Every line with the string "caption" must be copied from the entries below.
[Exercise input]
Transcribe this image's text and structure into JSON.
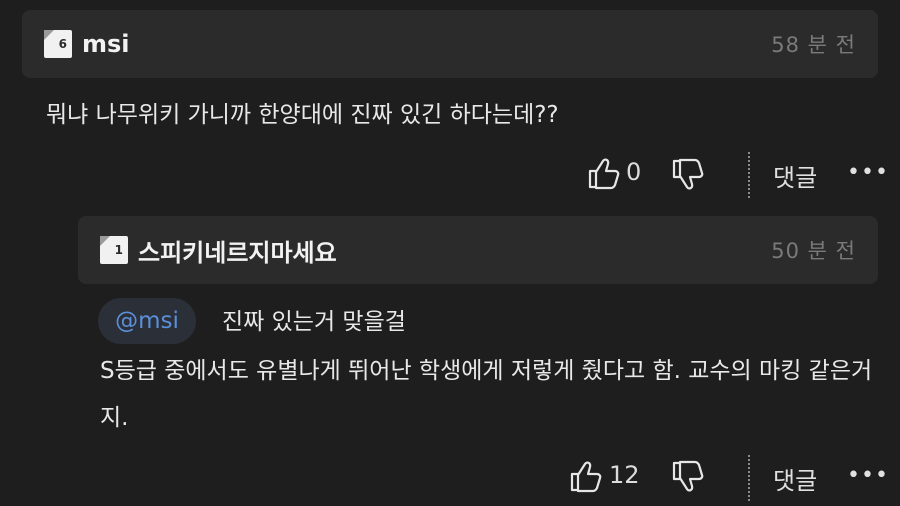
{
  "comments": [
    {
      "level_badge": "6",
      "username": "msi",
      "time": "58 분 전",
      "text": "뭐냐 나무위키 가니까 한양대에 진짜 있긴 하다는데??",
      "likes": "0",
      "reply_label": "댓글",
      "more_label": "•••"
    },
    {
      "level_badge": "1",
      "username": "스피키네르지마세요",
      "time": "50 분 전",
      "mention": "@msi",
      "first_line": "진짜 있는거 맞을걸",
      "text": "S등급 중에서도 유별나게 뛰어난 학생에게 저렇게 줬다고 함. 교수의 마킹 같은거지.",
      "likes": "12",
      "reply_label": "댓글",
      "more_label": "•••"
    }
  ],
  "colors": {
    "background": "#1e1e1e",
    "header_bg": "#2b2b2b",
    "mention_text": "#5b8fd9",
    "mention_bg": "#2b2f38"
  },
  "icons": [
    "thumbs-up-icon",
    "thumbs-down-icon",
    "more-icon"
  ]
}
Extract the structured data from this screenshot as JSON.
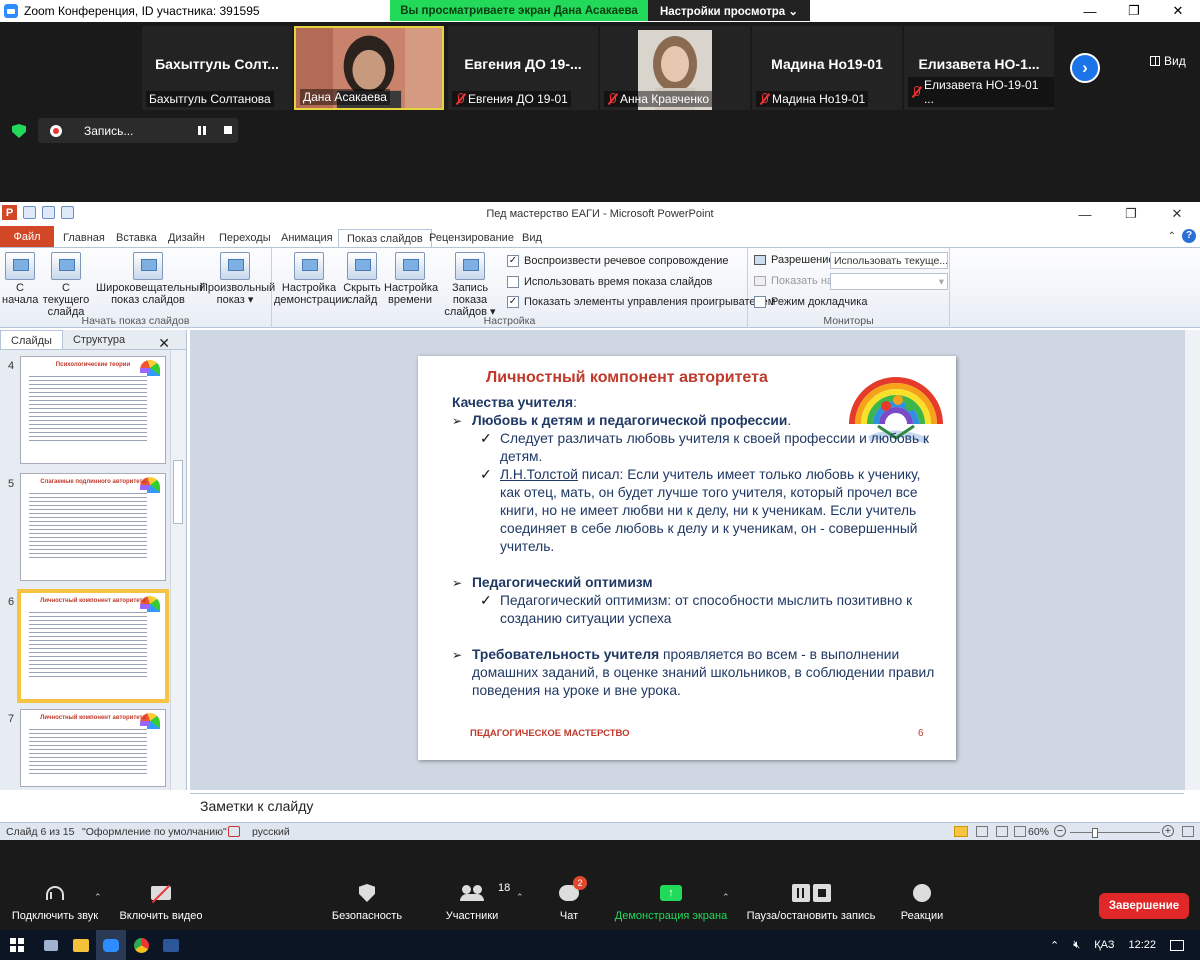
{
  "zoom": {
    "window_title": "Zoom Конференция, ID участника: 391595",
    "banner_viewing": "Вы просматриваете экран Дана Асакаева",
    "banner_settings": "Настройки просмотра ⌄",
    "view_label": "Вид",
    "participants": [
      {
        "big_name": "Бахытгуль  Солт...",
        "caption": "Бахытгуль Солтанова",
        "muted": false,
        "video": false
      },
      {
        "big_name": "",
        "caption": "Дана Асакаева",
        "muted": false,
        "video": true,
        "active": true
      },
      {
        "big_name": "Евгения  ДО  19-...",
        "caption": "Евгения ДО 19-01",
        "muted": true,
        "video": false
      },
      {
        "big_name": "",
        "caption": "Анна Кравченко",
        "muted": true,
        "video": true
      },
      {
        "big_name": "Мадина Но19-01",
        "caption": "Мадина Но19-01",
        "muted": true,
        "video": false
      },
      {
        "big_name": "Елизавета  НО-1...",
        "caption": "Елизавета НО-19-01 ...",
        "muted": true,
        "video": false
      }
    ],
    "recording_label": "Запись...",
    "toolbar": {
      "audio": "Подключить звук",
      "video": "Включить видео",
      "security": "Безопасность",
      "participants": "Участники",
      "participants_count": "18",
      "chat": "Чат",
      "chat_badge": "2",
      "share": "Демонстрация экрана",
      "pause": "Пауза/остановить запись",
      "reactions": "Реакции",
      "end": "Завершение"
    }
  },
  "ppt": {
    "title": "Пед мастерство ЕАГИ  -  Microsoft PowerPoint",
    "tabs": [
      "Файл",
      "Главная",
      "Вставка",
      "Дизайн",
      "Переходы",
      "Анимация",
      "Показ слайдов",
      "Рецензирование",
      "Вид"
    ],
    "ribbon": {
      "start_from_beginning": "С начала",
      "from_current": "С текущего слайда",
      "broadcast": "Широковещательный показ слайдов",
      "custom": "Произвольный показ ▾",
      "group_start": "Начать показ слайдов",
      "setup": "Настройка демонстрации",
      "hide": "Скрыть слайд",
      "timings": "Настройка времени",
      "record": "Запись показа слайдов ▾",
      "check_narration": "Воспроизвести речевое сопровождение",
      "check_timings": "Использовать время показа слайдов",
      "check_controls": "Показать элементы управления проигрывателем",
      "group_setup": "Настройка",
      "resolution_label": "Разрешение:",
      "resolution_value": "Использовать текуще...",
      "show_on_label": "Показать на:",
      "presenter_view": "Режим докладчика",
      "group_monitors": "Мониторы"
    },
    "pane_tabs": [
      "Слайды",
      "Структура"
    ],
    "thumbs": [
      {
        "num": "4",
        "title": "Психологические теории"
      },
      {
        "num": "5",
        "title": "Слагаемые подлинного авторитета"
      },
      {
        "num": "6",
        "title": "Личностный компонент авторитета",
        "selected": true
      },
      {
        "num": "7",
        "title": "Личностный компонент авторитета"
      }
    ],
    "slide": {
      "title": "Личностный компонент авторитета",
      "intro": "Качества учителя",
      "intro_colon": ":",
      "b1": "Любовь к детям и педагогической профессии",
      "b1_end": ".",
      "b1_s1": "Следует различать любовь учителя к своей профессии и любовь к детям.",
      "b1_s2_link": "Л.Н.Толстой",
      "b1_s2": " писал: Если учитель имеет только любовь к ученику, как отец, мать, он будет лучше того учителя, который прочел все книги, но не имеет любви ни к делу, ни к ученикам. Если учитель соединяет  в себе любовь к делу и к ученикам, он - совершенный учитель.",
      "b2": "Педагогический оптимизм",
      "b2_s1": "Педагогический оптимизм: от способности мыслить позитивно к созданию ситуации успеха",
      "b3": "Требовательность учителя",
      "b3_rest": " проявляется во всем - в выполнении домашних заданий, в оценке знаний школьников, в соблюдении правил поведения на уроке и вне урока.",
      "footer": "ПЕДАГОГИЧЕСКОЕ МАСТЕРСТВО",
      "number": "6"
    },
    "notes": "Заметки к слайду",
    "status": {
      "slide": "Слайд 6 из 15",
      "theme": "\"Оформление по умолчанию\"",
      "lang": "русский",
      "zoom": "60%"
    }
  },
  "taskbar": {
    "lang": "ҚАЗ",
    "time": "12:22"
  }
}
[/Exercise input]
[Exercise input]
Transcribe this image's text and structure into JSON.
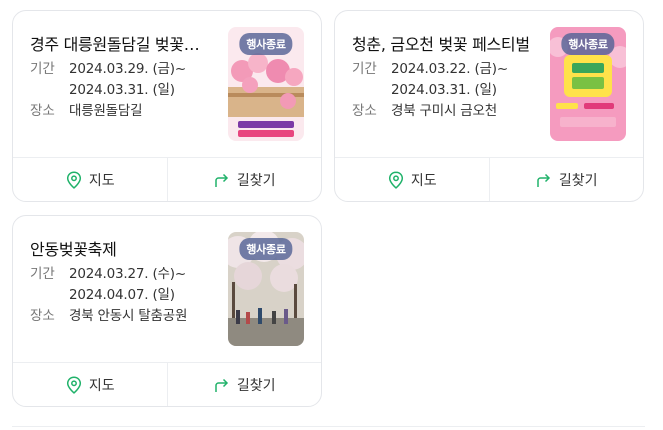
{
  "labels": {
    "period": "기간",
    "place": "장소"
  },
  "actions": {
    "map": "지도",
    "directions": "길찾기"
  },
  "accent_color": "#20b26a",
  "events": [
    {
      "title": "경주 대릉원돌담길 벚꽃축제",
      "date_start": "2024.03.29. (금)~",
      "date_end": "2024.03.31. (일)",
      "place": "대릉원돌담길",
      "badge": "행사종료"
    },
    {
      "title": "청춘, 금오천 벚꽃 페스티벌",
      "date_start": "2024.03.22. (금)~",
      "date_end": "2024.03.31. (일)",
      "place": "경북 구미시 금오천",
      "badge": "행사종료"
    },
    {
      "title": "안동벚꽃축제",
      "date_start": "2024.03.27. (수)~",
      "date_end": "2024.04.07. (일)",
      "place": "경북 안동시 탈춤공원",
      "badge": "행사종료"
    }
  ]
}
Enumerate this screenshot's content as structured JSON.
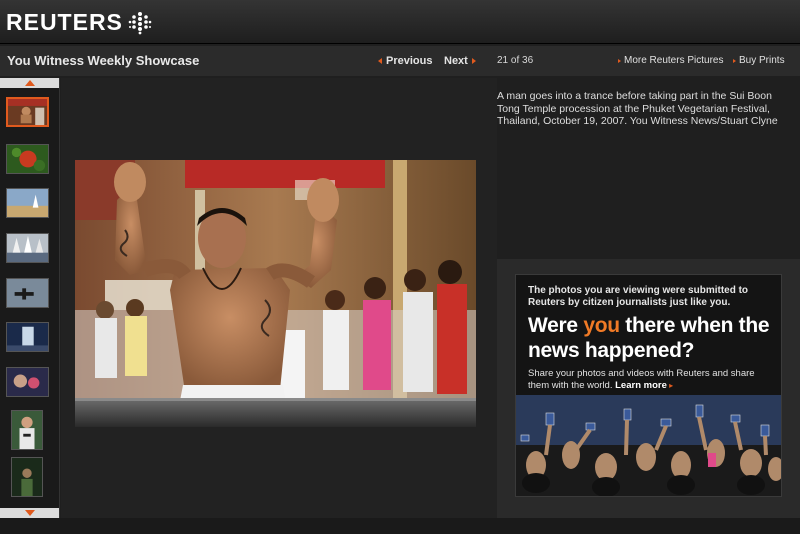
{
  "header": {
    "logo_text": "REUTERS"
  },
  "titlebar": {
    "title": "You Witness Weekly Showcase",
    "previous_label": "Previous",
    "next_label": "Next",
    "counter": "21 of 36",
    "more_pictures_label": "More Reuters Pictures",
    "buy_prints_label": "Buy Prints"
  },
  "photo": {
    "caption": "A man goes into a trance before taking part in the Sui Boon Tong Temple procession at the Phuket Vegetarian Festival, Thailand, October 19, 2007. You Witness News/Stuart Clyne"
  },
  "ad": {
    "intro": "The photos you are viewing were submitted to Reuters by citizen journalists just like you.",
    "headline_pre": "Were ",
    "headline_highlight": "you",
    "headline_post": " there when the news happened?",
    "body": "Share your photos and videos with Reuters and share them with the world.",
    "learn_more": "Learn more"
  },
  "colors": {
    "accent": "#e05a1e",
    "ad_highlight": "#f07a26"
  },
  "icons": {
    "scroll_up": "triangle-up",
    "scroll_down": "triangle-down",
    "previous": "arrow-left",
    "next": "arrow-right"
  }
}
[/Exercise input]
### Reply to the task
        "caption": "Бахытгуль Солтанова",
        "caption": "Дана Асакаева",
        "caption": "Евгения ДО 19-01",
        "caption": "Анна Кравченко",
        "caption": "Мадина Но19-01",
        "caption": "Елизавета НО-19-01 ...",
    "caption": "A man goes into a trance before taking part in the Sui Boon Tong Temple procession at the Phuket Vegetarian Festival, Thailand, October 19, 2007. You Witness News/Stuart Clyne"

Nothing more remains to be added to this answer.